Once upon a time, back when terabyte hard drives and quad core processors were things of the imagination, USB ports offered an easy and quick method of connecting devices to your computer. Back in these days having a small number of these ports used to be sufficient as they would typically be used only by your printer, scanner, and perhaps web-camera. But now there are a vast number of devices all of which require connection via a USB port. Everything from your keyboard and mouse, card reader, joystick, flash-drives, Bluetooth adaptors, digital cameras, some speaker systems, external hard drives, to more unusual items such as coffee warmers, USB rocket launchers and disco-balls (the list goes on and on.) Whatever number or variety of devices you use, you may find that your computer doesn't have enough USB ports to accommodate them all, and since it's not ideal to have to unplug and plug in cables every time you want to use something different, this hub in the ideal solution.
This Trust hub supports USB2.0 devices (which are faster devices), and offers an additional four ports for your use.
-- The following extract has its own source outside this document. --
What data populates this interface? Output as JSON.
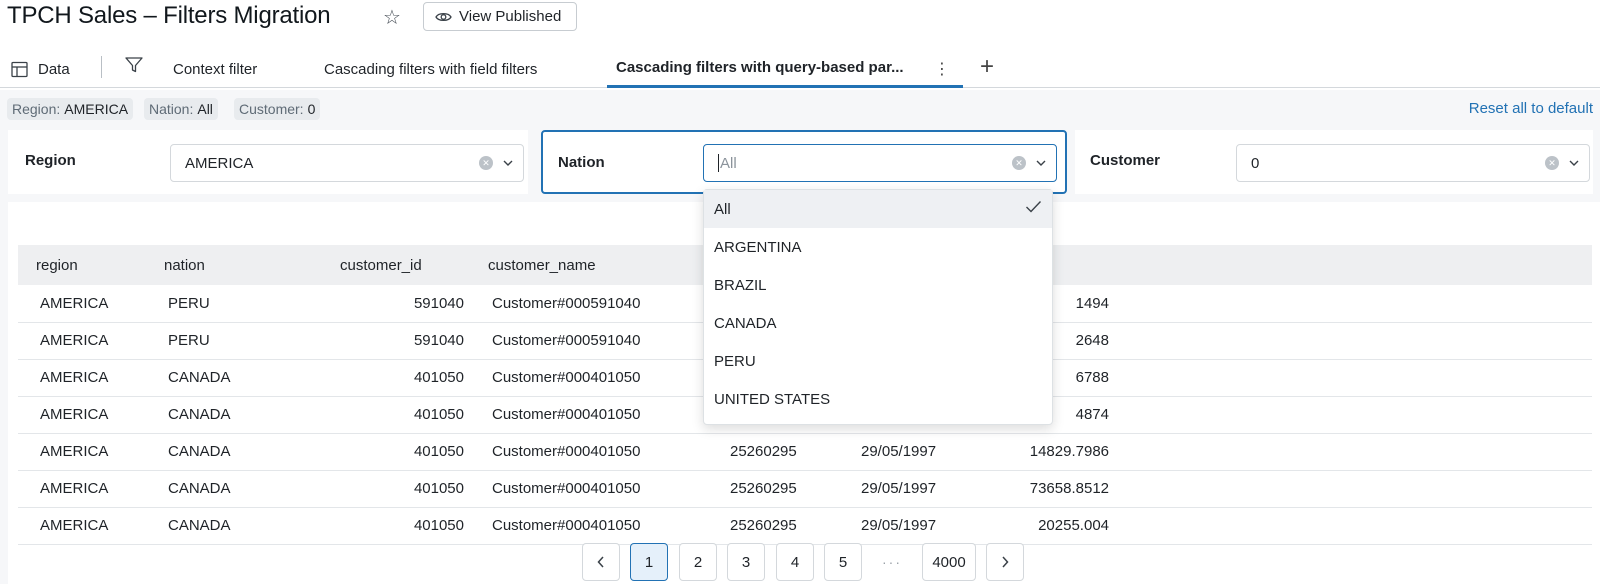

It can be purchased from various retails such as PC World and eBay typically costing around six pounds.
Built quality is excellent considering the price and its construction seems very robust. While at the same time the device is very light in weight, I had to anchor it down on to my desk with a piece of blue-tack to stop it moving around. Its small size means you can carry it with you if needed or include it in your laptop case for use there. All things considered it's also a decent looking piece of equipment, and not something that you would be ashamed to have on your desk.
Thanks to the technology behind USB, installing the hub on my computer, and actually using it couldn't have been easier, you simply plug and play. An driver disc was included in the packaging on a mini-CD, and has been included for use in the event that your operating system is before Microsoft Windows XP.
The only real problem I've came across is that the cable on the hub is too short (only around 30 cm in length). In my case for use on my computer desk it wouldn't reach between the back of the computer and the desk's surface. I needed to buy an USB expansion cable which cost an additional four pounds from my local computer shop.
There are other solutions such as installing an PCI USB expansion card inside your system which will expand your USB capacity. But many people may not feel confident about opening and upgrading their own computers, and this wouldn't help in the case of laptops. This hub seems to offer a simple and effective (if no thrills) solution.
(I'm a reviewer on Amazon, and some my reviews are copied from there to dooyoo. Please feel free to check out my Amazon profile under my real name of Mr Andrew M Kerr.)